Babies and toddlers are too young to understand what is happening between adults at home, but they may be distressed or scared by yelling. They may sense their mother’s tension and stress. A mother may not be able to consistently respond to the needs of her baby if she is a victim of abuse. This may negatively affect the parent-child bond. The baby may be scared to explore and play. A toddler’s play may imitate the abuse witnessed in the home.
When a pre-schooler sees abuse at home she may worry about her own safety and about getting hurt herself. She may feel responsible for the abuse. At that stage of development, everything in the world relates to the toddler. Some pre-schoolers may try to intervene to stop abuse, putting them at risk of harm. They may exhibit regressive behaviours; the unstable environment can inhibit their progress toward independence.

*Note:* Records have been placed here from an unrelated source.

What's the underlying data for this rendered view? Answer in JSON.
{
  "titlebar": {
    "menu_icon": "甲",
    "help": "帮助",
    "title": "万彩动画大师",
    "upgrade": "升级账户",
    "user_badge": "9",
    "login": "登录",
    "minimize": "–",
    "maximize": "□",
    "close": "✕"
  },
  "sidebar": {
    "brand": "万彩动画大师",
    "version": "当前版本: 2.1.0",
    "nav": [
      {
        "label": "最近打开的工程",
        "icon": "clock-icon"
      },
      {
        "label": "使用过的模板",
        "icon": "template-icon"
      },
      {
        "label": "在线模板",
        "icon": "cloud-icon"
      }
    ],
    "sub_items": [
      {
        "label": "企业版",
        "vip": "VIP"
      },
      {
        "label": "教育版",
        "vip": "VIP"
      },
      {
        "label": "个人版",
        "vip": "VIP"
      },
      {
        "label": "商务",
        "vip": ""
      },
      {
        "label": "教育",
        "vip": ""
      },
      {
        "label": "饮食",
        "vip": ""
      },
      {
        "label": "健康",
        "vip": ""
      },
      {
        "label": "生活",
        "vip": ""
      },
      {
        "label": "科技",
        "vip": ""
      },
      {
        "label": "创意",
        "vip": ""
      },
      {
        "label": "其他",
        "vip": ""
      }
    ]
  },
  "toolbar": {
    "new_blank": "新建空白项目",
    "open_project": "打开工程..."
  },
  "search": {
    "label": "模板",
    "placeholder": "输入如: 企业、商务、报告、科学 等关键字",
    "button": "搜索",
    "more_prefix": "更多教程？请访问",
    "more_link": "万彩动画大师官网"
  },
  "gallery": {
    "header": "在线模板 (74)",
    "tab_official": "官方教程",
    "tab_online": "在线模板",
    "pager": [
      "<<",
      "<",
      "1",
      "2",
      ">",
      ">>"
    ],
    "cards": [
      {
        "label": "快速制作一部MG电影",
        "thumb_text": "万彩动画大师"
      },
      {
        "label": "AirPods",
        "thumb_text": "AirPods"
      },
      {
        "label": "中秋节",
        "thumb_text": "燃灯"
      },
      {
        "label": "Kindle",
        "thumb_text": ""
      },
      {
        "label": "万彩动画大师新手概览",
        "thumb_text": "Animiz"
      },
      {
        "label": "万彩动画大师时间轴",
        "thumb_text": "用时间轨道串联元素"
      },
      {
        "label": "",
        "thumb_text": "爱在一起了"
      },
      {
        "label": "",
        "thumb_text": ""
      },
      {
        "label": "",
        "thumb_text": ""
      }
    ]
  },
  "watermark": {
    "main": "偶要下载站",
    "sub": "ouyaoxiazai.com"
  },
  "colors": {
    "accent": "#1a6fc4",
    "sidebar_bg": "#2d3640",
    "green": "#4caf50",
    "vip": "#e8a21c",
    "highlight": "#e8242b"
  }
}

When a school-aged child sees abuse at home, he may blame himself for the abuse if he heard his name during a fight, or somehow believes that he could have prevented it. He may be concerned about the safety of his mother and siblings. A child at this age may be influenced by attitudes and behaviours associated with abuse, putting him at a greater risk of bullying others and/or being bullied.
When a teenager has seen abuse in the home, she may feel responsible for taking care of younger siblings. She may be embarrassed by her family and reluctant to bring friends home. She may fantasize about leaving home or actually leave. She may use unhealthy coping strategies such as drugs, early sexual activity, or self-harm. She may have difficulty forming healthy dating relationships or avoid intimacy. She may try to intervene during the abuse to protect her mother.
Jala is a 28-year-old immigrant from Saudi Arabia. She and her husband Amid have four children. The move to Canada was difficult. Jala does not speak English well and has trouble understanding the customs of her new country. She is lonely. Recently some other mothers at her children’s school invited her and the children to a backyard gathering after school and she went. Amid was furious when he arrived home to find no one there. He accused her of being trash and forbade her and the children to leave the house without his permission, threatening to physically harm them if they disobeyed. He locked Jala and the children in their rooms for the rest of the evening. The children cried and have become very fearful. Her oldest son blames himself for begging to go to the gathering. Jala feels like a prisoner in her own home. She will never make friends. Although Amid has not hit her, she fears he will.
Jala is being emotionally abused and her children are suffering. Optimism Place can help, by providing shelter and support with any immigration issues that Jala is concerned about through the Family Court Support program. The Children’s Services Coordinator can talk with the children about the abuse they are experiencing and explain that they are not to blame. Jala is not alone.